STEP 1: Armed with a commercial type blue absorbent paper towel, you crack open, with a 5/16″ wrench, the small screw on the side of the LUCAS fuel injector pump. One person activates by hand the small lever pump in the fuel line; the other ensures that all the air has been purged out of the fuel injector pump and waits until a clear jet of diesel, completely free of air bubbles emerges from the pump. Stop pumping and tighten the screw. By this time, the fuel injector pump is full of diesel yet the fuel has not travelled up the copper tubing to the 4 Injector Tips/Atomizers.
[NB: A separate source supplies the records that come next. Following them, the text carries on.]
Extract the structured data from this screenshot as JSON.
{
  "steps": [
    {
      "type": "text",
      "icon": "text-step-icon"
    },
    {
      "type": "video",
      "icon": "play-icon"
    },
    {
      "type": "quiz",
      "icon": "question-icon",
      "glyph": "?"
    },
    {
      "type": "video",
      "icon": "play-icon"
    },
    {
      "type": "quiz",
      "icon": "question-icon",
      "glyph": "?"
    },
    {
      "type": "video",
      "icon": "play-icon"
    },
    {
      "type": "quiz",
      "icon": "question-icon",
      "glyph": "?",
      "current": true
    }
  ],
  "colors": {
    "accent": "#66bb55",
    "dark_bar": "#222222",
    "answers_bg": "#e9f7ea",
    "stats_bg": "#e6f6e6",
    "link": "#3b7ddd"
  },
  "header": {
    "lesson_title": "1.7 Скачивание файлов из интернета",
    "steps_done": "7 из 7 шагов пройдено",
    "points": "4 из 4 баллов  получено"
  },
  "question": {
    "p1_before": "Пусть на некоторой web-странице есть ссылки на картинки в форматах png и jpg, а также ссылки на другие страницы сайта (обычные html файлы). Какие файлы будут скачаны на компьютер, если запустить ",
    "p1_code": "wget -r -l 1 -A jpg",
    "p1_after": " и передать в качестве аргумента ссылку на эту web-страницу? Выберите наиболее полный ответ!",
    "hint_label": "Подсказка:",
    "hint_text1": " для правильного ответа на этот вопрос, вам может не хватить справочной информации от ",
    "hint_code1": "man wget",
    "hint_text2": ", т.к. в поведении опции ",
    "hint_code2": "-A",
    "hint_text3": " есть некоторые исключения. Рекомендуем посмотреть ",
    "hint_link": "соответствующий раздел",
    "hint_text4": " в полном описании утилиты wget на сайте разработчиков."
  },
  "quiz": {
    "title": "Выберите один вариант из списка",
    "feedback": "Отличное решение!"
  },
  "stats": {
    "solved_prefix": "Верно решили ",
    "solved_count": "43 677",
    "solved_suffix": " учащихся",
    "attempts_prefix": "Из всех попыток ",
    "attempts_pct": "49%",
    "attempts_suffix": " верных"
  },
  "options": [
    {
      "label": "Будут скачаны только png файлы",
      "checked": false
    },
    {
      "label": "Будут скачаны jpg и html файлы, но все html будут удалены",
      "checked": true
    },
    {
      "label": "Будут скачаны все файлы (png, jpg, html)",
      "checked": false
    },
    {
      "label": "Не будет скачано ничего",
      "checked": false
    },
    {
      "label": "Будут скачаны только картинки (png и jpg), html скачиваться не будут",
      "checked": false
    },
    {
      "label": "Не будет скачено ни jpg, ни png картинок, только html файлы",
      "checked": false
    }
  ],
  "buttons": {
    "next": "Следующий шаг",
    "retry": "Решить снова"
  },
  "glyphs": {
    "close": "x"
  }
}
STEP 2: Crack open all 4 nuts (5/8″ wrench) holding the copper fuel lines to the Injector Tips/Atomizers; the mechanic did it by loosening only 2 of the 4 but this procedure never worked well for us. One person works the starter while the one with the wrench watches closely for fuel leaking out where the copper tubing joins the atomizers; as soon as fuel starts flowing, usually at cylinder 1 first, finger OFF the starter button and tighten nut in question. Same procedure for the 3 other cylinders; it takes less starter time with each subsequent atomizer; the engine often starts running by the time the 3rd nut has been tightened. The small manual that comes with the engine leads one to believe that, once all the air has been purged from the Injector pump, you are ready to start the engine. This was never the case for us since, as mentioned earlier, you cannot achieve enough fuel pressure with the small hand lever pump to get the diesel all the way up to the atomizers.
Hope the above will prove to be of some assistance. Guy Comeau, ex-owner of S/V #075, MALLARD, now sailing south under new name of s/v #075, NOVA STAR.